---------- Provided entries ----------

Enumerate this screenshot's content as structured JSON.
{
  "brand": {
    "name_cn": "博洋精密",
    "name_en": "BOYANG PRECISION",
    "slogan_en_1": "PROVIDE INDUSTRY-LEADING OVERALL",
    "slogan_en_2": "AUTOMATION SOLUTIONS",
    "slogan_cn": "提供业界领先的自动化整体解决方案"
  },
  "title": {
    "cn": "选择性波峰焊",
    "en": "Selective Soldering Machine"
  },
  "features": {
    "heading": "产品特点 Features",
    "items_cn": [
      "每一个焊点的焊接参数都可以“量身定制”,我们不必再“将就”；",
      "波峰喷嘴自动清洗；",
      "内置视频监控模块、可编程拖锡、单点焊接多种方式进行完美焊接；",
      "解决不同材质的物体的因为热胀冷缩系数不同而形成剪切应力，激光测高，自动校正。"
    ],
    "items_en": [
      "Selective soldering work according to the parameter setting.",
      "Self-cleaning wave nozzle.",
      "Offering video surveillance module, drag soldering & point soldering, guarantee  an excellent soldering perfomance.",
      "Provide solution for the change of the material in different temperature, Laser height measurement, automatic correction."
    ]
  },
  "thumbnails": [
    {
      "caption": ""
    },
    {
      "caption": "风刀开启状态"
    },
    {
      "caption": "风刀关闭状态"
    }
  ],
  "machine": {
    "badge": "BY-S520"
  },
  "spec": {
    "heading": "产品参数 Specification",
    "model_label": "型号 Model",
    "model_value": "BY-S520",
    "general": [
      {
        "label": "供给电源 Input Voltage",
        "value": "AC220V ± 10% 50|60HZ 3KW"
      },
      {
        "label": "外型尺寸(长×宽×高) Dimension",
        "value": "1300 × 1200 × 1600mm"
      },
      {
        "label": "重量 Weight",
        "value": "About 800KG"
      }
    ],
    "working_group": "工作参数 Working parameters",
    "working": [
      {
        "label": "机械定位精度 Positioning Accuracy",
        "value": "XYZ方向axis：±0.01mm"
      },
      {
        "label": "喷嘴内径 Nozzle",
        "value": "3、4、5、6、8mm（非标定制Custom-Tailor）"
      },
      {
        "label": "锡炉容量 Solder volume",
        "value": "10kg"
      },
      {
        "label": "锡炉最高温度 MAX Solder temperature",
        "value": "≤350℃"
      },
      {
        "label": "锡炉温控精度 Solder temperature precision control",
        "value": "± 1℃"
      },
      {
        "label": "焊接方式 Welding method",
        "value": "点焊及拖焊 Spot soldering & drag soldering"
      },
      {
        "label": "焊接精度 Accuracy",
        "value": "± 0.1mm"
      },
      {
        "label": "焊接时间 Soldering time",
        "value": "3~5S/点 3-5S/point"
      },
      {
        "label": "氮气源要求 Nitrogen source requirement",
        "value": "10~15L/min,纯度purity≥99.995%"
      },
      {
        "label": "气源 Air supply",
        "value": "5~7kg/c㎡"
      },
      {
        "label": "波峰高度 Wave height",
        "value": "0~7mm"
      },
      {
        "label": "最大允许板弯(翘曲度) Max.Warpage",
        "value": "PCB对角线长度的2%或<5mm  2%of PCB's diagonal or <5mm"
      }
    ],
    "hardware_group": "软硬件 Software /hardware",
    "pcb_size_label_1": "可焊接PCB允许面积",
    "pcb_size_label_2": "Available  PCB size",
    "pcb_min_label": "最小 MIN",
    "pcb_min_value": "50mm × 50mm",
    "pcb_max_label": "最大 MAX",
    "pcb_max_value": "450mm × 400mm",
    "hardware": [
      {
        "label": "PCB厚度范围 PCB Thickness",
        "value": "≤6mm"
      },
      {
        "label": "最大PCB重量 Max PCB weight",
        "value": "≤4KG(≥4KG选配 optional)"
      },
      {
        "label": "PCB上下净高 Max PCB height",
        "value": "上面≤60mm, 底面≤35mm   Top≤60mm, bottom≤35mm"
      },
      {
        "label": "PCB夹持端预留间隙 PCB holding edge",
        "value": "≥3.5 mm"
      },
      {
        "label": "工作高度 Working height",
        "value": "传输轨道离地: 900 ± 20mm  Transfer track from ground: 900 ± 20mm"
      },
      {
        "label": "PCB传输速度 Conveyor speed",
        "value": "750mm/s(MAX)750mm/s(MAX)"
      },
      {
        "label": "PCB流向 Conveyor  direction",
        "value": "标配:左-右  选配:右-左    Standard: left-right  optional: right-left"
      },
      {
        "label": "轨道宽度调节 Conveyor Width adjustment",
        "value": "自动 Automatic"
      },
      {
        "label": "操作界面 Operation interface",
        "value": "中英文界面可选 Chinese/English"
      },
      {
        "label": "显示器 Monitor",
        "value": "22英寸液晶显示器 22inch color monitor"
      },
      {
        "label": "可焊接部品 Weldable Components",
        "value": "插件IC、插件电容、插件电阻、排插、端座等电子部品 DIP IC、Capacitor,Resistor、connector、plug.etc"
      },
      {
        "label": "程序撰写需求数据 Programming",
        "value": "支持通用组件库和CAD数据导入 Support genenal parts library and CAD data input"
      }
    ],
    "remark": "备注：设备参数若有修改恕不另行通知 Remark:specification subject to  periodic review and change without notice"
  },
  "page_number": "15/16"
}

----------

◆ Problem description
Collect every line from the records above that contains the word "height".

◆ Final answer
      "Provide solution for the change of the material in different temperature, Laser height measurement, automatic correction."
        "label": "波峰高度 Wave height",
        "label": "PCB上下净高 Max PCB height",
        "label": "工作高度 Working height",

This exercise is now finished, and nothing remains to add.